After graduating from college and getting married in 1909, Frank left the family business and moved to Walla Walla, Washington, to join Valley Fruit Company. He worked for this company for 13 years, serving as general manager and partner and overseeing marketing under the V label, which is now rare and highly prized by collectors. Encouraged by his success, Frank left Valley Fruit in 1927 and opened his own fruit and produce sales office in Walla Walla. Business was good, and he added offices in Wenatchee and Yakima, Washington; and Weiser, Idaho. He lived in Walla Walla in the spring and summer selling potatoes, onions, and prunes.
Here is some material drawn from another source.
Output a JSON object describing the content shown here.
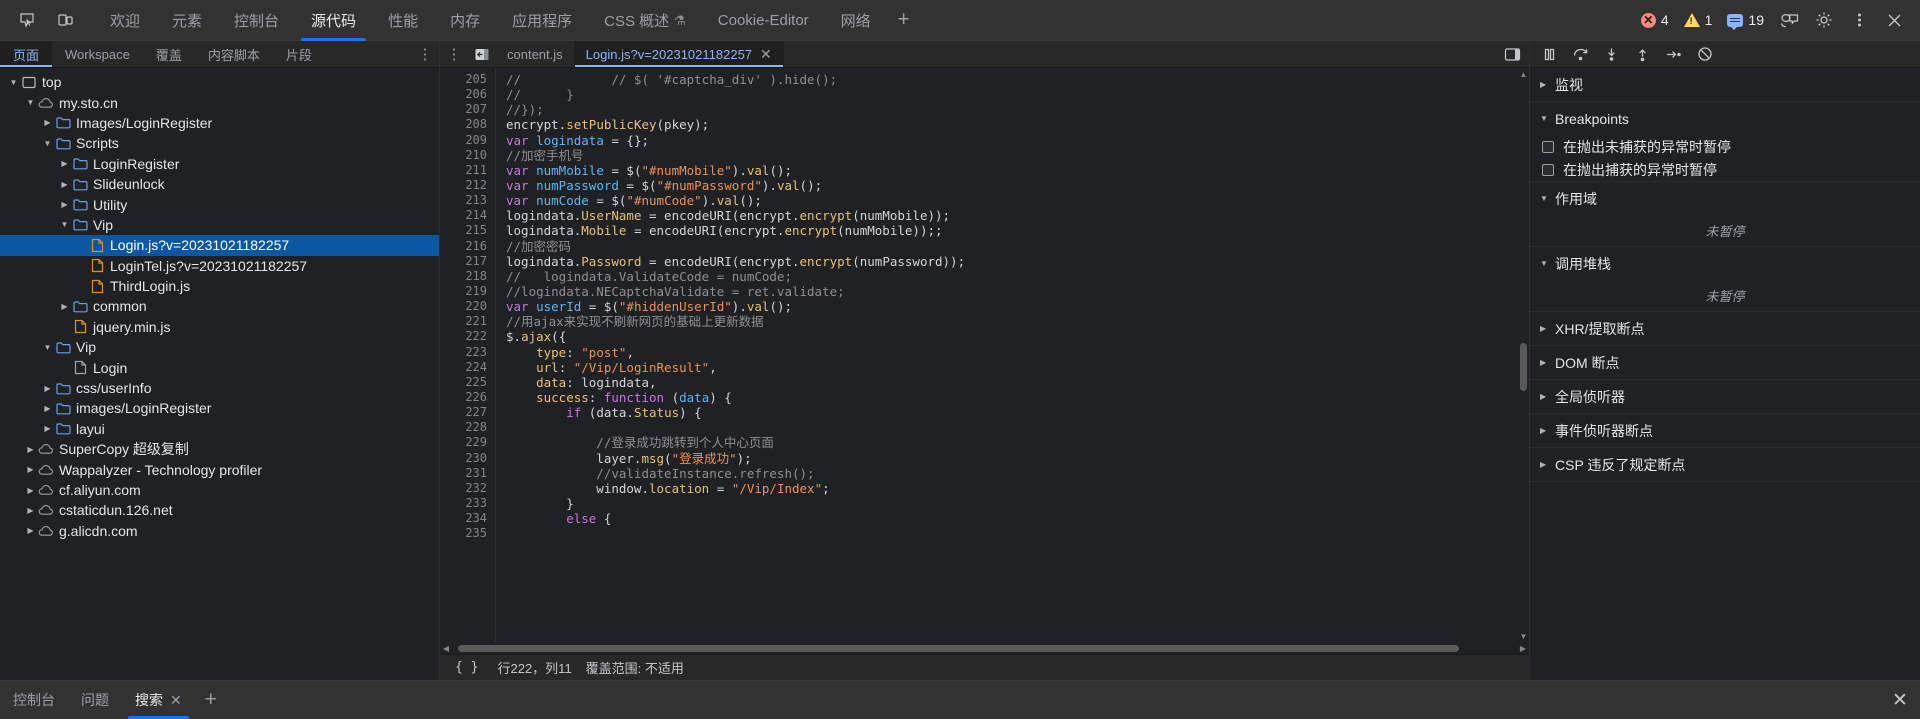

He would sell apples and pears during the winter months, living in Yakima while his family remained in Walla Walla.
Frank decided to use the same labels as had been used in the family business in Freewater. The Extra Fancy grade was identified by the Billion $ label, the Fancy grade by the Million $, and the "C" grade by Tru-T-‘Form. However, the Great Depression of the 1930s hit the region’s agriculture-based economy with a vengeance. The price of apples fell to 50 cents a box. As a fruit broker, Frank struggled to support his family and business. He closed all of his offices except the office in Yakima, and in 1932, his wife and four sons moved to Yakima.
Fortunately, Frank Shields was not only a fruit broker. He loved to write. He published a resource book on apples, which was used in schools, wrote articles for trade publications on marketing topics, and wrote industry briefs relating to transportation, labor, and both foreign and domestic trade. He printed each copy and personalized each with the customer’s name. About the same time he moved to Yakima, Frank began writing a weekly bulletin for his customers, with updates on the movement and availability of fruit.
Therefore, when Frank realized he could no longer support his family solely on his fruit brokerage business and needed income from another source, he listened to his bulletin customers and turned his hobby of writing into a business. He took the bulletin one step further in 1935, converting it into a monthly magazine for fruit buyers and sellers called Appleland News. As circulation grew, advertising by local fruit companies increased. He was soon able to open his first print shop, Appleland Press, and then later purchased Rainier Printing Company of Seattle and moved the company to Yakima. In 1939, he founded the Yakima Valley’s first fruit-marketing association, United Marketers. In 1943, Frank went to work as secretary-manager of the Yakima Valley Traffic Association. In 1945, United Marketers merged with the Yakima Valley Traffic Association, and Frank remained as secretary-manager.
Frank Shields had a vision of the tree fruit industry in Washington State and decided to portray it in a magazine. The Goodfruit Grower made its debut in 1946. After only a year, Shields sold the magazine, then a four-page tabloid, to the Washington State Fruit Commission for a nominal sum, and his company continued to print it. In paying tribute to the magazine’s founder in its 50th anniversary issue, the magazine, now known as Good Fruit Grower, said, "We hope our reporting embodies the justness and sincerity that Shields ranked above all."